START Given information

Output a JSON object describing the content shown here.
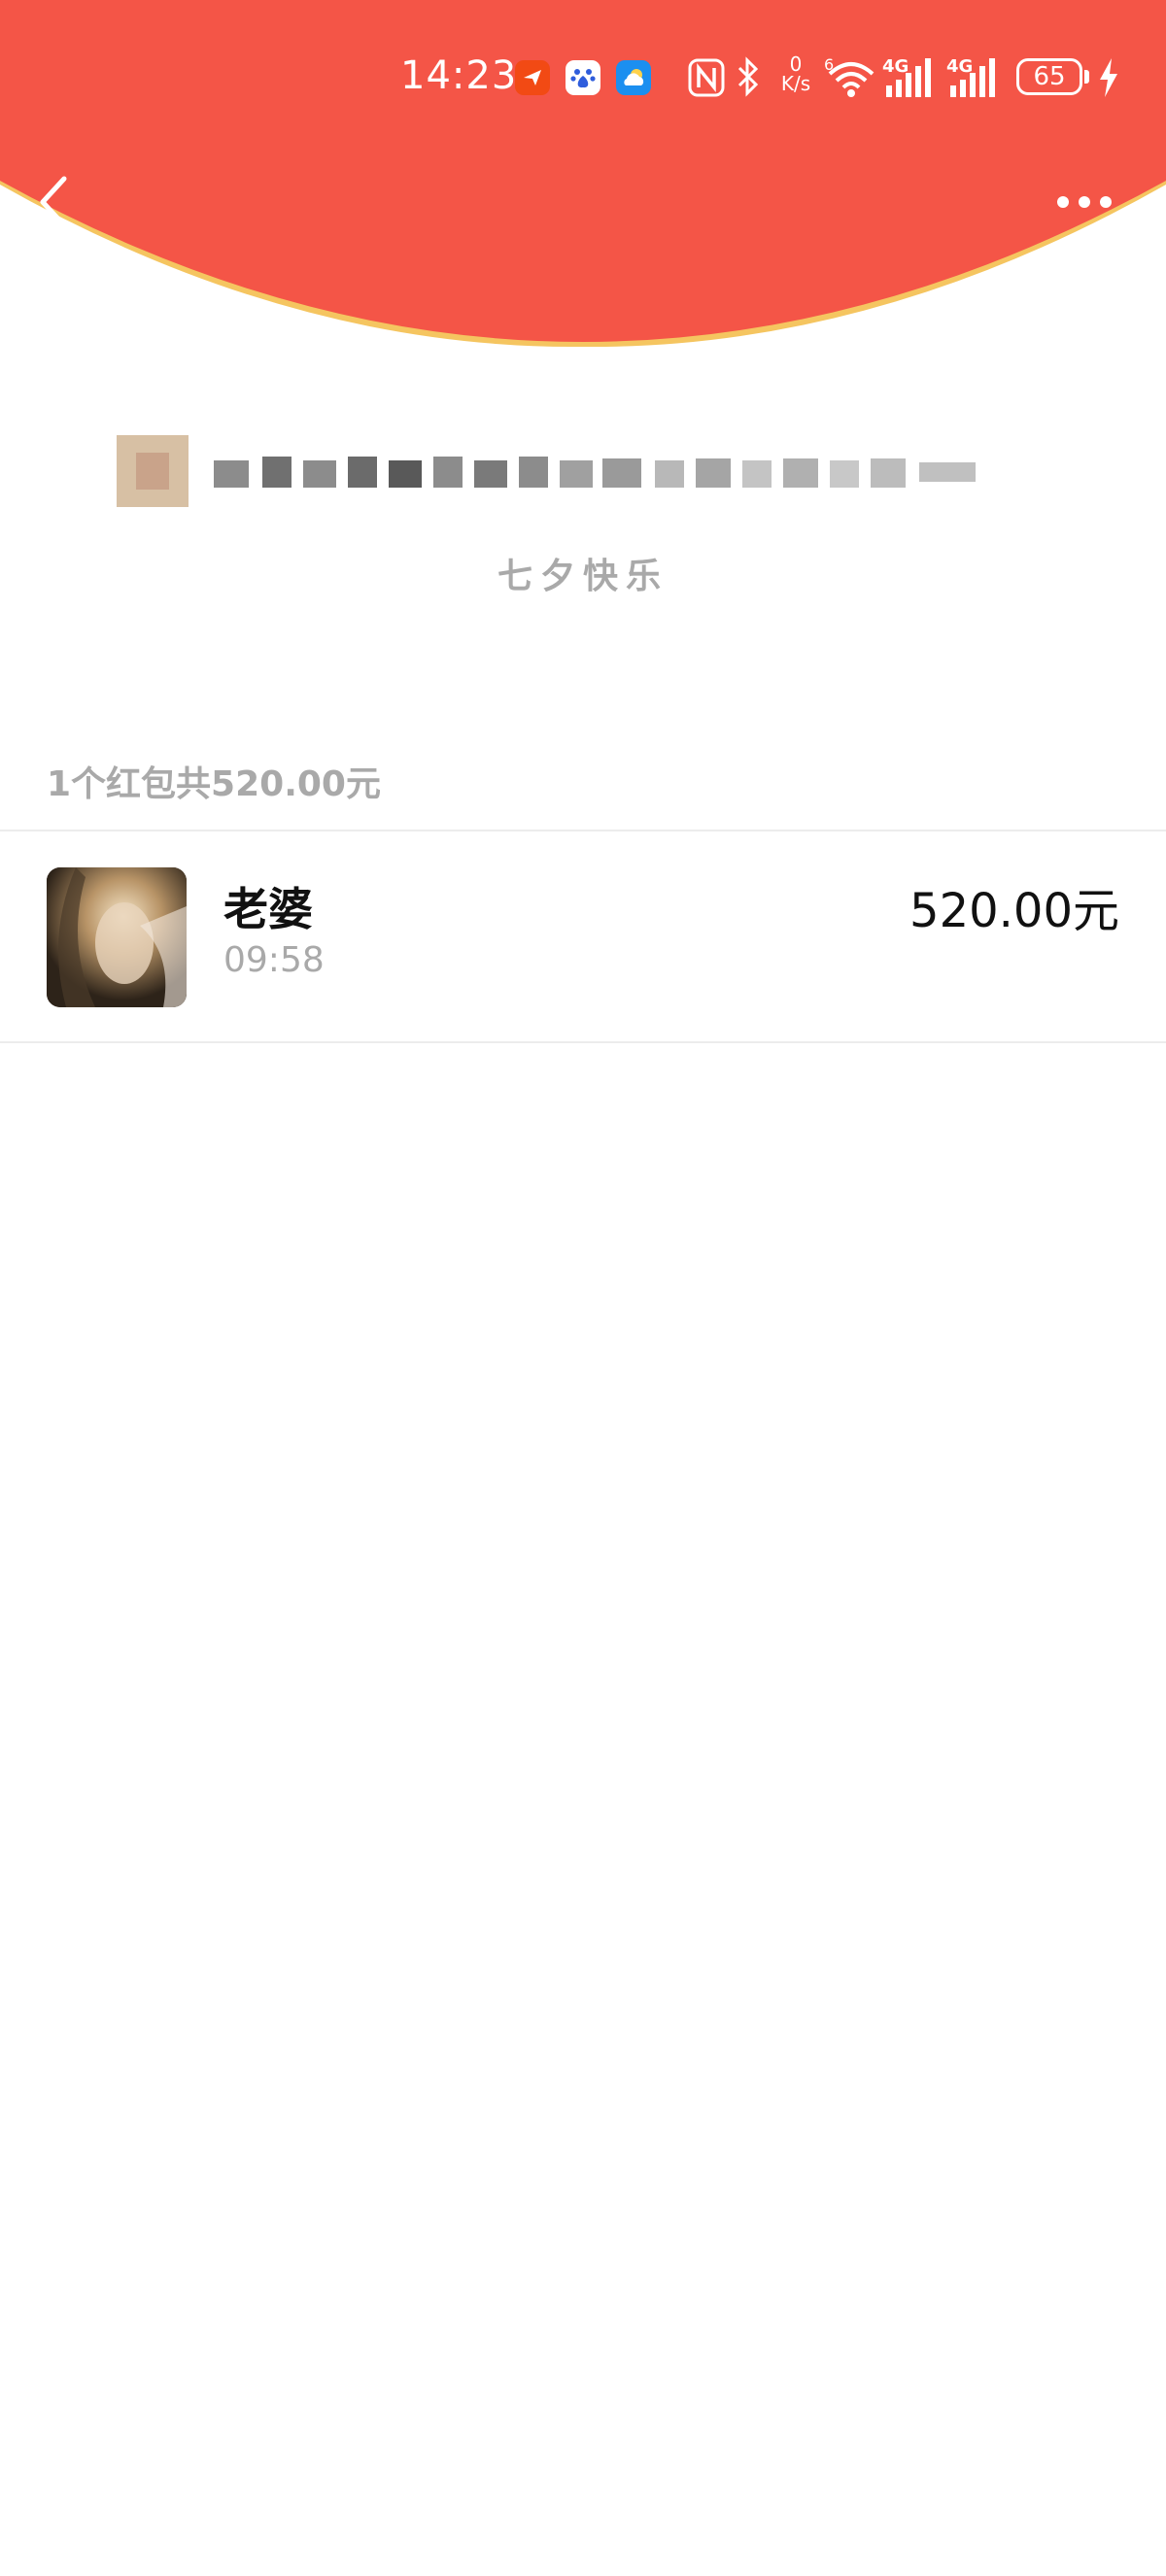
{
  "colors": {
    "header_red": "#f45547",
    "gold_rim": "#f5c560",
    "muted_text": "#a9a9a9"
  },
  "status_bar": {
    "time": "14:23",
    "app_icons": [
      "messenger-app-icon",
      "baidu-app-icon",
      "weather-app-icon"
    ],
    "indicators": [
      "nfc-icon",
      "bluetooth-icon"
    ],
    "net_speed_value": "0",
    "net_speed_unit": "K/s",
    "wifi_label": "6",
    "signal_label_1": "4G",
    "signal_label_2": "4G",
    "battery": "65"
  },
  "nav": {
    "back_icon": "chevron-left-icon",
    "more_icon": "more-horizontal-icon"
  },
  "sender": {
    "greeting": "七夕快乐"
  },
  "summary": {
    "text": "1个红包共520.00元"
  },
  "recipients": [
    {
      "name": "老婆",
      "time": "09:58",
      "amount": "520.00元"
    }
  ]
}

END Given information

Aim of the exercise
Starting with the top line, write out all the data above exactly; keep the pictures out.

Reply
Output a JSON object describing the content shown here.
{
  "colors": {
    "header_red": "#f45547",
    "gold_rim": "#f5c560",
    "muted_text": "#a9a9a9"
  },
  "status_bar": {
    "time": "14:23",
    "app_icons": [
      "messenger-app-icon",
      "baidu-app-icon",
      "weather-app-icon"
    ],
    "indicators": [
      "nfc-icon",
      "bluetooth-icon"
    ],
    "net_speed_value": "0",
    "net_speed_unit": "K/s",
    "wifi_label": "6",
    "signal_label_1": "4G",
    "signal_label_2": "4G",
    "battery": "65"
  },
  "nav": {
    "back_icon": "chevron-left-icon",
    "more_icon": "more-horizontal-icon"
  },
  "sender": {
    "greeting": "七夕快乐"
  },
  "summary": {
    "text": "1个红包共520.00元"
  },
  "recipients": [
    {
      "name": "老婆",
      "time": "09:58",
      "amount": "520.00元"
    }
  ]
}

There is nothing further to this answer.